  3. McCune JM. The dynamics of CD4+ T-cell depletion in HIV disease. Nature. 2001;410(6831):974-979. doi: 10.1038/35073648

  4. World Health Organization. Guidelines for managing advanced HIV disease and rapid initiation of antiretroviral therapy.;jsessionid=8FA763DD24F996D16BF1C6FDCAFD8BA0.  Published July 2017. Accessed November 12, 2020

  5. Centers for Disease Control and Prevention. HIV surveillance. Revised surveillance case definition for HIV infection – United Sates, 2014. Accessed November 12, 2020

  6. Center for Disease Control and Prevention. Guidelines for performing single-platform absolute CD4+ T-cell determinations with CD45 gating for persons infected with human immunodeficiency virus.  Published January 31, 2003. Accessed October 4, 2020.

  7. Levine BL, Bernstein WB, Aronson NE, et al. Adoptive transfer of costimulated CD4(+) T cells induces expansion of peripheral T cells and decreased CCR5 expression in HIV infection. Nat Med. 2002;8(1):47-53. doi: 10.1038/nm0102-47

  8. Streicher HZ, Reitz MS Jr, Gallo RC. Human immunodeficiency viruses.
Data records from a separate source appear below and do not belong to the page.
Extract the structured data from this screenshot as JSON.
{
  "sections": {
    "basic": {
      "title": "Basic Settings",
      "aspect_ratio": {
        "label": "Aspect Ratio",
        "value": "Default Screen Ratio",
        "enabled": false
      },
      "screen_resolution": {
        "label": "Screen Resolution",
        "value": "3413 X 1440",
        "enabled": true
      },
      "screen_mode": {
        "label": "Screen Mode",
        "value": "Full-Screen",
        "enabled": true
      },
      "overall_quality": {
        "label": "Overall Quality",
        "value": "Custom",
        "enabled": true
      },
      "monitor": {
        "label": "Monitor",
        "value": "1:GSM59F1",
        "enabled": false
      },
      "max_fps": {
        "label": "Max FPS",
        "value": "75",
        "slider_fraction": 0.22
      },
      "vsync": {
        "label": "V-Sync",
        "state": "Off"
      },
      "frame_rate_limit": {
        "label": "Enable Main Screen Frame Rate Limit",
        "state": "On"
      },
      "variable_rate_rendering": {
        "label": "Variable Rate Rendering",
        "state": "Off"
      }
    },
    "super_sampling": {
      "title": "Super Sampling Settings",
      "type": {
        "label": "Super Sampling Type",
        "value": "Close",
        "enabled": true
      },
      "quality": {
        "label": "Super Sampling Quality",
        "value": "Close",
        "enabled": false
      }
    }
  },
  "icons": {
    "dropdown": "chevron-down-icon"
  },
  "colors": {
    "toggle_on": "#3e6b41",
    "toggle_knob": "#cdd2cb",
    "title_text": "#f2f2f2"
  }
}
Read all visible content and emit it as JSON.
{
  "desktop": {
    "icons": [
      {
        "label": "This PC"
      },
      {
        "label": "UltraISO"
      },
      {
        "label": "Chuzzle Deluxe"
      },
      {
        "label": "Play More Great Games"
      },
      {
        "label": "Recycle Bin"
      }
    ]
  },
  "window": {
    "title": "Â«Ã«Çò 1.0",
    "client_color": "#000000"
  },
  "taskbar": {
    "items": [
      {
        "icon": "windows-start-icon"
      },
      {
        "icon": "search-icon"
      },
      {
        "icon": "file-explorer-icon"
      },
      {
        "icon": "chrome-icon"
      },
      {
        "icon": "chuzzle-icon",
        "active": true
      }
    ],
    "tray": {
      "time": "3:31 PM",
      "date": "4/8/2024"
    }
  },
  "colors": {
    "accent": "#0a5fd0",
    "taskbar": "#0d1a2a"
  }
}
In Mandell GL, Bennett JE, Dolin R, eds. Principles and Practice of Infectious Diseases. New York: Churchill Livingstone; 2000.

  9. National Institutes of Health. Guidelines for the prevention and treatment of opportunistic infections in adults and adolescents with HIV: 

  10. Barre-Sinoussi F, Ross AL and Delfraissy J-F. Past, present and future: 30 years of HIV research. Nat Rev Microbiol. 2013;11(12):877-883. doi: 10.1038/nrmicro3132

  11. Hsu DC and O’Connell RJ. Progress in HIV vaccine development. Hum Vaccin Immuother. 2017;13(5):1018-1030. doi: 10.1080/21645515.2016.1276138.
For Research Use Only. Not for use in diagnostic or therapeutic procedures.